What I often miss in the discussion, though, is this: What are we doing this for? What’s the point? I don’t like the goal of saving the planet. I don’t care much about the planet – what good would earth be, if no human lived on it? Without anyone to conciously experience the beauty of life on earth, the planet’s not worth much in my view. The ultimate goal, why we fight climate change, should be to preserve experience in all of its beauty. Here are a few examples of that beauty:
- Risking one’s life just for fun, doing extreme activities.
- Driving a Porsche 356 through Antarctica.
- Try to learn everything there is to know about everything in the universe.
- Dedicating one’s life to learn a weird, complicated musical instrument.
- Building a miniaturized brick castle from millions of parts, spending many years doing so.
- Meditating on the side of a mountain for 20 years.
- Spending one’s life travelling the planet, meeting a plethora of cultures.
- Organizing huge events where millions of people meet & share experiences.
- Paddling a canoe across the Antlantic Ocean.
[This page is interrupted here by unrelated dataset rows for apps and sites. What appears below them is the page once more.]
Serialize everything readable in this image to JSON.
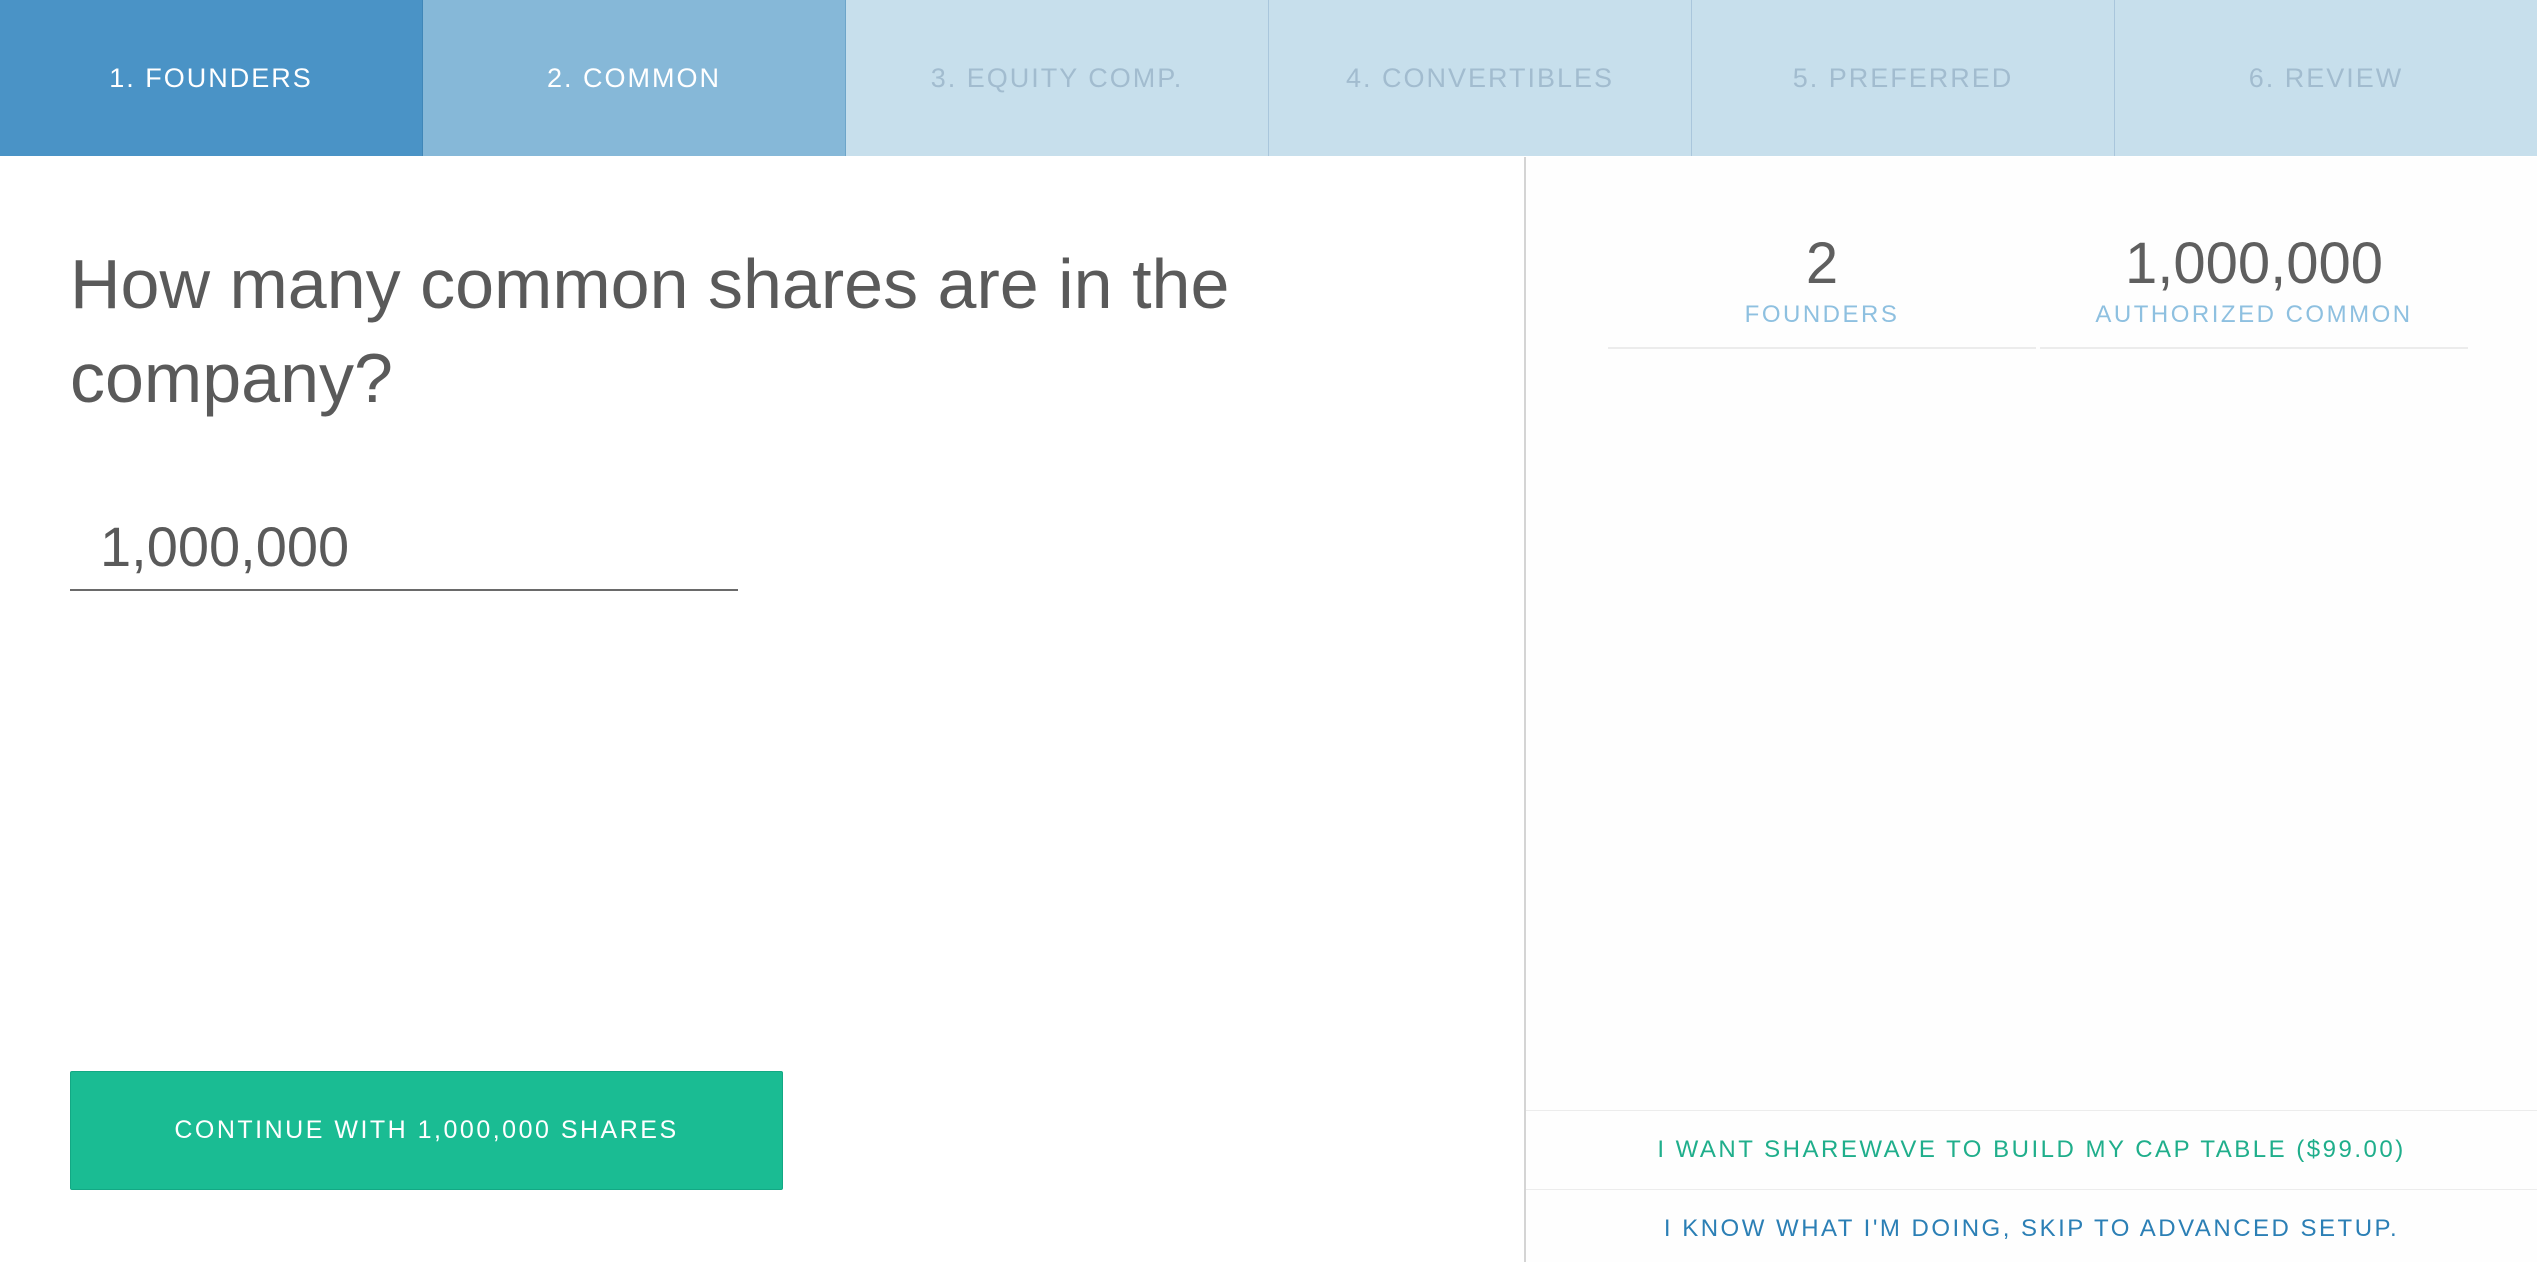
{
  "steps": [
    {
      "label": "1. FOUNDERS",
      "state": "complete"
    },
    {
      "label": "2. COMMON",
      "state": "active"
    },
    {
      "label": "3. EQUITY COMP.",
      "state": "upcoming"
    },
    {
      "label": "4. CONVERTIBLES",
      "state": "upcoming"
    },
    {
      "label": "5. PREFERRED",
      "state": "upcoming"
    },
    {
      "label": "6. REVIEW",
      "state": "upcoming"
    }
  ],
  "main": {
    "question": "How many common shares are in the company?",
    "shares_input_value": "1,000,000",
    "continue_label": "CONTINUE WITH 1,000,000 SHARES"
  },
  "summary": {
    "founders": {
      "value": "2",
      "label": "FOUNDERS"
    },
    "authorized_common": {
      "value": "1,000,000",
      "label": "AUTHORIZED COMMON"
    }
  },
  "links": {
    "build_cap_table": "I WANT SHAREWAVE TO BUILD MY CAP TABLE ($99.00)",
    "skip_setup": "I KNOW WHAT I'M DOING, SKIP TO ADVANCED SETUP."
  },
  "colors": {
    "step_complete": "#4a93c6",
    "step_active": "#86b8d8",
    "step_upcoming": "#c7dfec",
    "primary_button": "#1abc93",
    "link_green": "#1fae8b",
    "link_blue": "#2b7fb5",
    "stat_label": "#8ec0e0"
  }
}
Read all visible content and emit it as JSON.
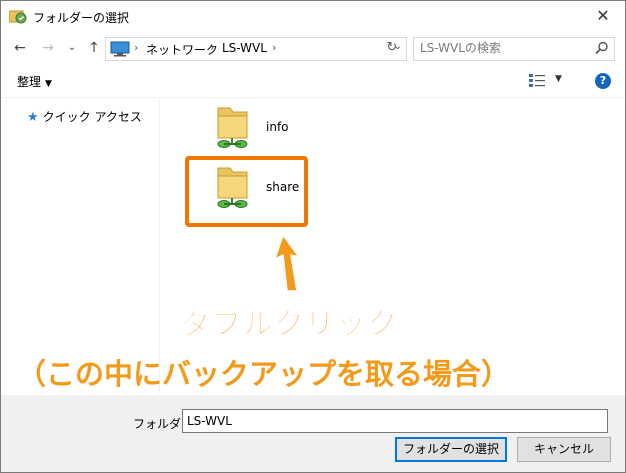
{
  "window": {
    "title": "フォルダーの選択",
    "close_glyph": "✕"
  },
  "address_bar": {
    "breadcrumb": [
      "ネットワーク",
      "LS-WVL"
    ],
    "separator": "›",
    "dropdown_glyph": "⌄",
    "refresh_glyph": "↻"
  },
  "nav": {
    "back_glyph": "←",
    "forward_glyph": "→",
    "recent_glyph": "⌄",
    "up_glyph": "↑"
  },
  "search": {
    "placeholder": "LS-WVLの検索"
  },
  "toolbar": {
    "organize_label": "整理",
    "organize_caret": "▼",
    "view_caret": "▼",
    "help_label": "?"
  },
  "nav_pane": {
    "quick_access_label": "クイック アクセス"
  },
  "items": [
    {
      "label": "info",
      "icon": "network-share-folder-icon"
    },
    {
      "label": "share",
      "icon": "network-share-folder-icon"
    }
  ],
  "annotation": {
    "line1": "ダブルクリック",
    "line2": "（この中にバックアップを取る場合）",
    "color": "#f39a1a",
    "highlight_color": "#f07800"
  },
  "footer": {
    "folder_label": "フォルダー:",
    "folder_value": "LS-WVL",
    "select_button": "フォルダーの選択",
    "cancel_button": "キャンセル"
  }
}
These quirky and weird experiences often don’t seem to have a point, as it’s visualised beautifully in The Culture Series, where other (alien) races miss the point of The Culture (= humanity). Not having a point is – in my view – exactly the point of it all: realizing the full range of (human) experience.